Items from a data source:
• • • • • • •
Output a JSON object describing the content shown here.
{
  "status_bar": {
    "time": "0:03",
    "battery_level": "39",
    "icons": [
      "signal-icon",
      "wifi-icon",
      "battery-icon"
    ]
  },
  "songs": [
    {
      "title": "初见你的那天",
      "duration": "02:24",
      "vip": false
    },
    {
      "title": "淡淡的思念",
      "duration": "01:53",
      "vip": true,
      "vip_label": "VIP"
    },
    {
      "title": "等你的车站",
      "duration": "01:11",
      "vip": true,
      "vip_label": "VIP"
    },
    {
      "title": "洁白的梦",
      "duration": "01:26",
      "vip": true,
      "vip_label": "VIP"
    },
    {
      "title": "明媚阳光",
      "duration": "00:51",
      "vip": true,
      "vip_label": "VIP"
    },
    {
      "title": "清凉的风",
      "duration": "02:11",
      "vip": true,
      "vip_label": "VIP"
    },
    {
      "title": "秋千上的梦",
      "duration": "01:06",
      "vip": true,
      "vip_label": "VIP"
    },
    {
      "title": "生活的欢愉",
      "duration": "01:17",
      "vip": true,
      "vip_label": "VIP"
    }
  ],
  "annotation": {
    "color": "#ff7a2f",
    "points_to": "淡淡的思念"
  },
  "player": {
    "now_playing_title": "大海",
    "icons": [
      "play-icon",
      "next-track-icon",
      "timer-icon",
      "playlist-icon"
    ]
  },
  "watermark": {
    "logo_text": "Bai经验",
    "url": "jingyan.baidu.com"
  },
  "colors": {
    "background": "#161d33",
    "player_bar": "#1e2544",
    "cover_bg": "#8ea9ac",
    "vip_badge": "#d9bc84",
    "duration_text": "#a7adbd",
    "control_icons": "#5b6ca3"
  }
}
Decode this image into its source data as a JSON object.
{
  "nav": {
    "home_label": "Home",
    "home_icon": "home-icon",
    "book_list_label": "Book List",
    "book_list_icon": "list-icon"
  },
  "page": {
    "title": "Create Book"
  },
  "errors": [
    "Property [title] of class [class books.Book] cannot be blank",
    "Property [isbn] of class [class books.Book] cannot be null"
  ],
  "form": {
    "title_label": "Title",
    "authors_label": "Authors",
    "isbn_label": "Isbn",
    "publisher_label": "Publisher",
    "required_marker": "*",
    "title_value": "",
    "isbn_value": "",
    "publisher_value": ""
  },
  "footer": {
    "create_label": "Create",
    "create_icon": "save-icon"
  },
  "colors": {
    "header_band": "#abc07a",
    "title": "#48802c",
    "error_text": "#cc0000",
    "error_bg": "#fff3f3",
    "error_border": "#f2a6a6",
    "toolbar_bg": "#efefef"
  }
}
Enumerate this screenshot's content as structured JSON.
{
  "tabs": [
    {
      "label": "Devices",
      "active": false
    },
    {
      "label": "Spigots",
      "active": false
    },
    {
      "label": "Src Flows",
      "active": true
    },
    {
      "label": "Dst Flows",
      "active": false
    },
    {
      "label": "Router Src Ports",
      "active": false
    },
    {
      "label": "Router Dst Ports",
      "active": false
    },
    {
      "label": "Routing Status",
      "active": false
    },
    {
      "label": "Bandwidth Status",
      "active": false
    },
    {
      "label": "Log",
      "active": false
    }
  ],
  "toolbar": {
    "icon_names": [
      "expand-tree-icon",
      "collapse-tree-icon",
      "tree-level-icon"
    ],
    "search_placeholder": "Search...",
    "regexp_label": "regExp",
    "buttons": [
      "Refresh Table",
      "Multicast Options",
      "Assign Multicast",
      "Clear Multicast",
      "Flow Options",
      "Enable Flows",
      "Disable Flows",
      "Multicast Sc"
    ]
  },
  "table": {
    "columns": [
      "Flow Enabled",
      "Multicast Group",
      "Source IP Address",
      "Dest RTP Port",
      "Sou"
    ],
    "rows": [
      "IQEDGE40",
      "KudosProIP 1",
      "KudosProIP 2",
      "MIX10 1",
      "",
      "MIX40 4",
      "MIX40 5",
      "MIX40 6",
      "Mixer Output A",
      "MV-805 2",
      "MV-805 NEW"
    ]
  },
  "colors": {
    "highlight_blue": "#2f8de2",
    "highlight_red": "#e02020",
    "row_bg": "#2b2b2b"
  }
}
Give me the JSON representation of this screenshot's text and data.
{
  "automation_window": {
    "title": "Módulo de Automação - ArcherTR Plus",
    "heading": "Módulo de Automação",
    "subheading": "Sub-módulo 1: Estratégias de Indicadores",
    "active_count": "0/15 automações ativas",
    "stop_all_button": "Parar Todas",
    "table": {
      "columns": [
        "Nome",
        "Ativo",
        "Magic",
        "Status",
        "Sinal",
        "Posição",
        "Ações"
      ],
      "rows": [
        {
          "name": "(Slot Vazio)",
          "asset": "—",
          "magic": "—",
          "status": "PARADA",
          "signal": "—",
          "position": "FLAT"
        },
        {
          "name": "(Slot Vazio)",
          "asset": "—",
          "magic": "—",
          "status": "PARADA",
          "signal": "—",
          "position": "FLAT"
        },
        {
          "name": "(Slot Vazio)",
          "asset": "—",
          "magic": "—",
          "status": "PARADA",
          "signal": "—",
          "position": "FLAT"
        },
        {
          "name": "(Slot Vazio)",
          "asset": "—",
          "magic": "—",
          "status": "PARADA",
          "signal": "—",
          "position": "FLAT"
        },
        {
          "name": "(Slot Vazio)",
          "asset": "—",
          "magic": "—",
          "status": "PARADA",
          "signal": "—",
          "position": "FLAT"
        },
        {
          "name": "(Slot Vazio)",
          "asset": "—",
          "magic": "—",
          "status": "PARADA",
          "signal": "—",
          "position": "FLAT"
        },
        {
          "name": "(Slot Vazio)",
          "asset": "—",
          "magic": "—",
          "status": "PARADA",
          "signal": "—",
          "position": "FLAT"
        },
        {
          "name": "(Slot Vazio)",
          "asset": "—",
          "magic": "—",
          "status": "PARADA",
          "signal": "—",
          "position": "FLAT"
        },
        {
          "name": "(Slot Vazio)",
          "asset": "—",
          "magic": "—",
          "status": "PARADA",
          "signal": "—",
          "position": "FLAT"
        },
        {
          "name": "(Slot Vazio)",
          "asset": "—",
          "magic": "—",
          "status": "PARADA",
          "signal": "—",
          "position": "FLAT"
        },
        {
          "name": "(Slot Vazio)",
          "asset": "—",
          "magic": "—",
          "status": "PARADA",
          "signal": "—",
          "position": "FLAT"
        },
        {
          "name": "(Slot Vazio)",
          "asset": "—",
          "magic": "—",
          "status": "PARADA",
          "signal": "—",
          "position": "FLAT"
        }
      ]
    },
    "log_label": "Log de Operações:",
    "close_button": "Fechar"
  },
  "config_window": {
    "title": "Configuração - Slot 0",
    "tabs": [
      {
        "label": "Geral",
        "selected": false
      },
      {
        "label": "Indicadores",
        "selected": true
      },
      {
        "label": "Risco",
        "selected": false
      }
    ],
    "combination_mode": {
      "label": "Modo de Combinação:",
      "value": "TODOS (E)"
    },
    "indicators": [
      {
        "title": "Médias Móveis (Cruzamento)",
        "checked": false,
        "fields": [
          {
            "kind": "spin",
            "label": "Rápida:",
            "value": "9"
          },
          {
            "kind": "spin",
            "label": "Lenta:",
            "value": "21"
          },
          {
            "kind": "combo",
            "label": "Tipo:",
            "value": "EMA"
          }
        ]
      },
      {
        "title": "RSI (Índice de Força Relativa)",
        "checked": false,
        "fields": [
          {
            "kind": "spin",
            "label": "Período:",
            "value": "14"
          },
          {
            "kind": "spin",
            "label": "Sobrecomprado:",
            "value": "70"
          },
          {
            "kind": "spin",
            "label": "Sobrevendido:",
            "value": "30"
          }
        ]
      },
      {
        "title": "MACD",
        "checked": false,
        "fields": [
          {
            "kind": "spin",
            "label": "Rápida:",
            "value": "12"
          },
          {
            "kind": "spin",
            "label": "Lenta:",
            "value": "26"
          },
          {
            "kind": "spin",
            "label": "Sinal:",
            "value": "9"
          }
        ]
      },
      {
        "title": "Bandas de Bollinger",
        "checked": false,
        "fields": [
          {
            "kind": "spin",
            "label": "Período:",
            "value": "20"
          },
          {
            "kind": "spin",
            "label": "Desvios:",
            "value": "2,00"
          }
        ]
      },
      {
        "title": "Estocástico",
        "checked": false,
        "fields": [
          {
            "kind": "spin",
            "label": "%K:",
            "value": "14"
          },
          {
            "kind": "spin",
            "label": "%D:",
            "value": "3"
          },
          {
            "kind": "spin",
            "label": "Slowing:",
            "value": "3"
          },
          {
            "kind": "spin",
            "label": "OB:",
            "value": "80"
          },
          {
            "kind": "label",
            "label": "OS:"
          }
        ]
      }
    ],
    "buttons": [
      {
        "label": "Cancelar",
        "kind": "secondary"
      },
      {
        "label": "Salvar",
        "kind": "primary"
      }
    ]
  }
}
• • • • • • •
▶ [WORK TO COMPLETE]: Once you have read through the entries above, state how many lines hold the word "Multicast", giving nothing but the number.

▶ [SOLUTION TO THIS EXERCISE]: 5